Advanced Power Measurement and Analysis Software

The control loop response of your power supply can be measured using the 4, 5, or 6 Series MSO equipped with Advanced Power Measurement and Analysis software (4/5/6-PWR). Control loop response is one of many measurements enabled by this software. 

To determine the control loop measurements, the software performs the following functions:

  • Controls the function generator
  • Calculates and plots gain based on two voltage inputs
  • Calculates and plots phase shift between Vin and Vout based on the two voltage inputs
  • Calculates gain margin and phase margin

Test setup for control loop response measurements

Oscilloscope with built-in function generator connected to control loop feedback path.

To gather the data for the Bode plot, two probes must be applied across a low-value injection resistor. The oscilloscope measures the stimulus and response amplitudes to calculate gain and also measures phase delay between stimulus and response.

The setup to measure the frequency response of the power supply control loop consists of these elements: 

  • To measure the response of a power system, a known signal must be injected into the feedback loop. The 4, 5 and 6 Series MSOs offer built-in signal sources that can be used to inject such a signal into the feedback of the control loop through a transformer. An AWG31000 external function generator may also be used.
  • An injection transformer with a flat response over a wide bandwidth is connected across the injection resistor, isolating the grounded signal source from the power supply. The choice of transformer depends on the frequency range of the control loop response. For example, the Picotest J2101A Injection Transformer has a range of 10 Hz–45 MHz which aligns well with the function generator option for the 4/5/6 Series MSOs. 
  • For voltage measurements, passive probes with low capacitance and low attenuation, like the TPP0502, are recommended. This is because low probe attenuation enables good sensitivity, and low capacitance minimizes probe loading effects.

Measuring frequency response

Once the load is properly connected and the system is set up, the stimulus sweep must be configured through the oscilloscope's setup menu.  This process is straightforward, but there are a few ways to customize the sweep and measurements.

Control loop analysis on the 4, 5, or 6 Series MSO can take advantage of the Spectrum View feature, which uses digital downconverters built into each channel of the oscilloscopes. This method provides fine control over frequency resolution. A traditional FFT method is still available as an alternative, so you can use that if you're more comfortable with it. 

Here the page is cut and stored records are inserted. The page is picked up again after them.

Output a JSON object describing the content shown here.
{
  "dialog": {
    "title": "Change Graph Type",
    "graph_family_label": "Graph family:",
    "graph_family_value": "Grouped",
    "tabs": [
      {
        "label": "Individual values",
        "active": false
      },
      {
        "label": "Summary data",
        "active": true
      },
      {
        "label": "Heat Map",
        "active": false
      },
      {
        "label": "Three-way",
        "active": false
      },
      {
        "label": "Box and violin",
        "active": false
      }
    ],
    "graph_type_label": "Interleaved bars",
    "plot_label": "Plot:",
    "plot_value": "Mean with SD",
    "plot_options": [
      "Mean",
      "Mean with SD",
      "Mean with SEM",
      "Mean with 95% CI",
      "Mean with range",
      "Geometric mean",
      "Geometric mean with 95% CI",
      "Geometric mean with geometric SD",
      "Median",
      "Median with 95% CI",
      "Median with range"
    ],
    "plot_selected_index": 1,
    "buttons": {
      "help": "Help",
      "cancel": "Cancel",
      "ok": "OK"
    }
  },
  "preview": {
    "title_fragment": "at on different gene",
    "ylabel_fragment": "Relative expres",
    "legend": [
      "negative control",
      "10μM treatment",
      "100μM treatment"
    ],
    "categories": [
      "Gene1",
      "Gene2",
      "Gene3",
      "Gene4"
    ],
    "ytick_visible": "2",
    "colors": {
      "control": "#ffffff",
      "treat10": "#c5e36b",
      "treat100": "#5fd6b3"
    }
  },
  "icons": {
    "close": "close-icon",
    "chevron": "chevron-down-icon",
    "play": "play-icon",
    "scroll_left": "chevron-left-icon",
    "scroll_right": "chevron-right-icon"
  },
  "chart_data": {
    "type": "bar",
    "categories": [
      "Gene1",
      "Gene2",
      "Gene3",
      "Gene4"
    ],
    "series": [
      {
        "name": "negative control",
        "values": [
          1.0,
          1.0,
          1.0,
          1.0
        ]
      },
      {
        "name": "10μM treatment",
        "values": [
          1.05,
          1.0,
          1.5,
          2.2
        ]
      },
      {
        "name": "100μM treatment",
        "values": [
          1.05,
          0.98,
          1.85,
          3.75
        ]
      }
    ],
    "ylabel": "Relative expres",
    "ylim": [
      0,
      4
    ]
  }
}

An Auto RBW setting can be used to tell the instrument to automatically adjust key parameters such as Resolution Bandwidth, Center Frequency, and Span dynamically throughout the sweep for stable and repeatable results.

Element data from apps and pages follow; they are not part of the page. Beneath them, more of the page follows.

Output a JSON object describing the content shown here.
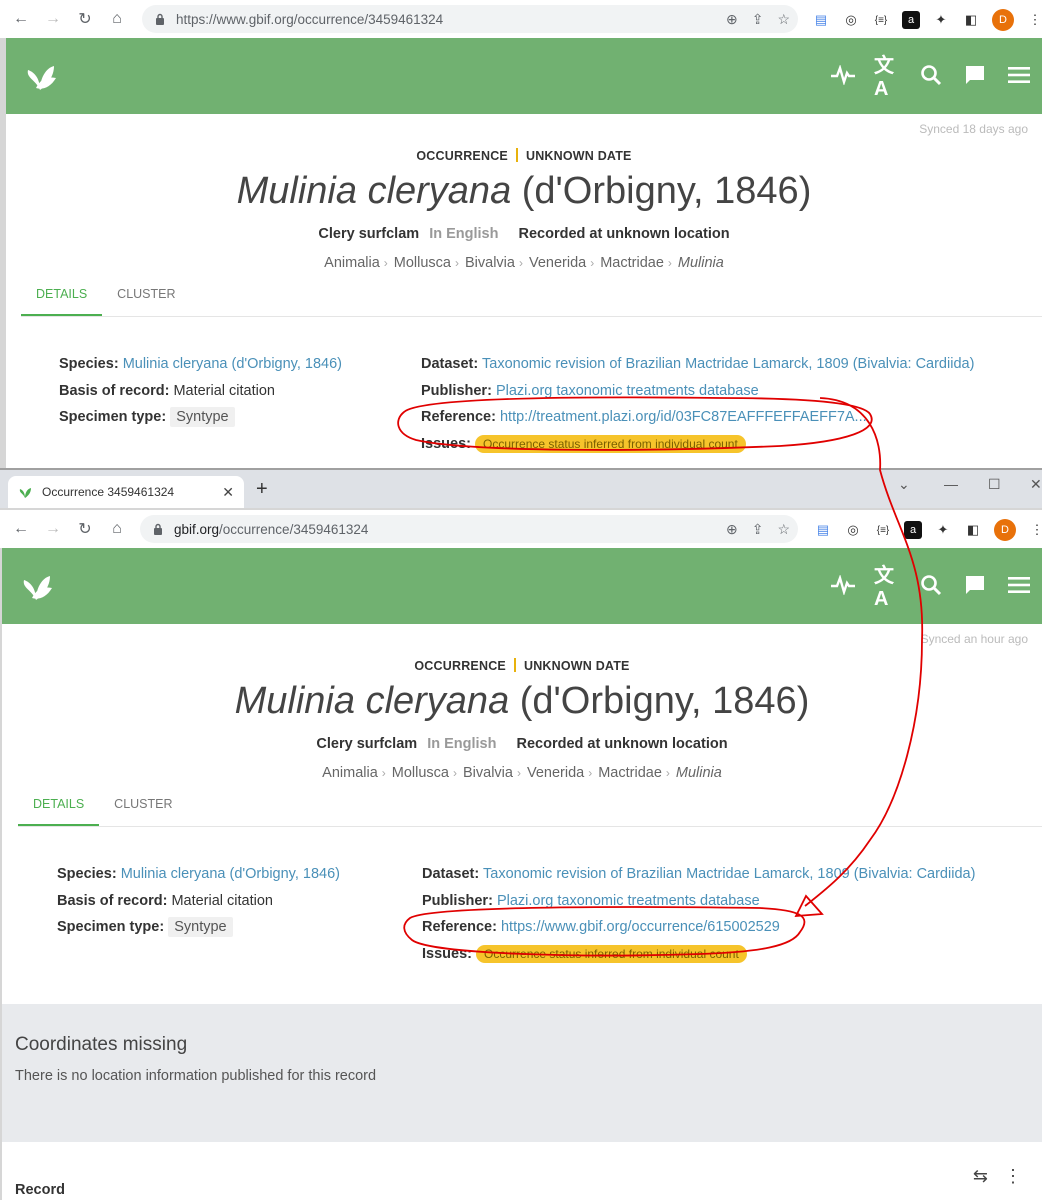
{
  "screens": {
    "top": {
      "url": "https://www.gbif.org/occurrence/3459461324",
      "synced": "Synced 18 days ago",
      "reference_value": "http://treatment.plazi.org/id/03FC87EAFFFEFFAEFF7A..."
    },
    "bottom": {
      "tab_title": "Occurrence 3459461324",
      "url_host": "gbif.org",
      "url_path": "/occurrence/3459461324",
      "synced": "Synced an hour ago",
      "reference_value": "https://www.gbif.org/occurrence/615002529"
    }
  },
  "record": {
    "kicker_left": "OCCURRENCE",
    "kicker_right": "UNKNOWN DATE",
    "sci_name_italic": "Mulinia cleryana",
    "sci_author": "(d'Orbigny, 1846)",
    "common_name": "Clery surfclam",
    "language": "In English",
    "location": "Recorded at unknown location",
    "taxonomy": [
      "Animalia",
      "Mollusca",
      "Bivalvia",
      "Venerida",
      "Mactridae"
    ],
    "genus": "Mulinia",
    "tabs": [
      "DETAILS",
      "CLUSTER"
    ],
    "labels": {
      "species": "Species:",
      "basis": "Basis of record:",
      "specimen": "Specimen type:",
      "dataset": "Dataset:",
      "publisher": "Publisher:",
      "reference": "Reference:",
      "issues": "Issues:"
    },
    "species_value": "Mulinia cleryana (d'Orbigny, 1846)",
    "basis_value": "Material citation",
    "specimen_value": "Syntype",
    "dataset_value": "Taxonomic revision of Brazilian Mactridae Lamarck, 1809 (Bivalvia: Cardiida)",
    "publisher_value": "Plazi.org taxonomic treatments database",
    "issue_value": "Occurrence status inferred from individual count"
  },
  "coordinates": {
    "title": "Coordinates missing",
    "text": "There is no location information published for this record"
  },
  "record_section": {
    "title": "Record"
  },
  "avatar_letter": "D",
  "colors": {
    "gbif_green": "#71b171",
    "accent_green": "#4caf50",
    "link": "#4a90b8",
    "issue": "#f6c42b",
    "annotation": "#e00000"
  }
}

The 4/5/6-PWR software also supports constant amplitude and profile amplitude sweeps. Profile sweeps let you specify different amplitudes for different frequency bands, allowing you to optimize Signal to Noise Ratio (SNR) for better results.

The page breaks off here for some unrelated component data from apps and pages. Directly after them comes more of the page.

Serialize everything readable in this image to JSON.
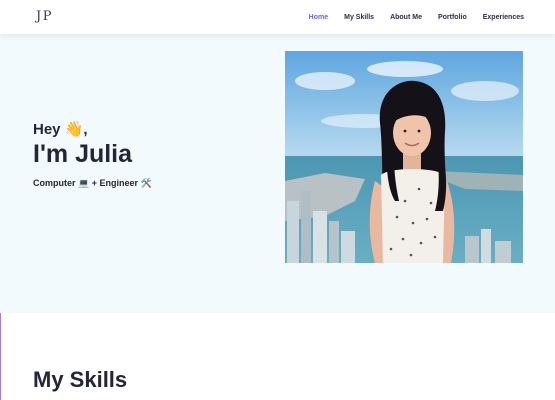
{
  "header": {
    "logo": "JP",
    "nav": [
      {
        "label": "Home",
        "active": true
      },
      {
        "label": "My Skills",
        "active": false
      },
      {
        "label": "About Me",
        "active": false
      },
      {
        "label": "Portfolio",
        "active": false
      },
      {
        "label": "Experiences",
        "active": false
      }
    ]
  },
  "hero": {
    "greeting": "Hey 👋,",
    "name": "I'm Julia",
    "tagline": "Computer 💻 + Engineer 🛠️",
    "photo_icon": "portrait-photo"
  },
  "skills": {
    "title": "My Skills"
  },
  "colors": {
    "accent": "#6c63e0",
    "hero_bg": "#f3fafd",
    "text": "#23263a"
  }
}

Interpreting the results

  • Pressing the front panel Run button starts the test. The measurement begins and the phase and gain curves are plotted on the display. The resulting Bode plots show:

  • Frequency, plotted on a logarithmic scale on the x-axis
  • Gain (green trace), on the y-axis, with the scale on the left, given in dB
  • Phase between stimulus and response (red trace), on the y-axis, with the scale on the right, plotted on a linear scale and given in degrees

Cursors show values of gain and phase at specific frequencies.

Cursors may be used on the plots to indicate gain and phase at specific frequencies. The difference between the two cursors is also displayed on the screen.

Analyzing the stability of a control loop within a power supply doesn’t require specialized instruments. By adding power analysis software, a function generator, an isolation transformer and the right probes, Bode plots can be built using versatile, familiar oscilloscopes. To learn more, download the application note: Measuring the Control Loop Response of a Power Supply Using an Oscilloscope.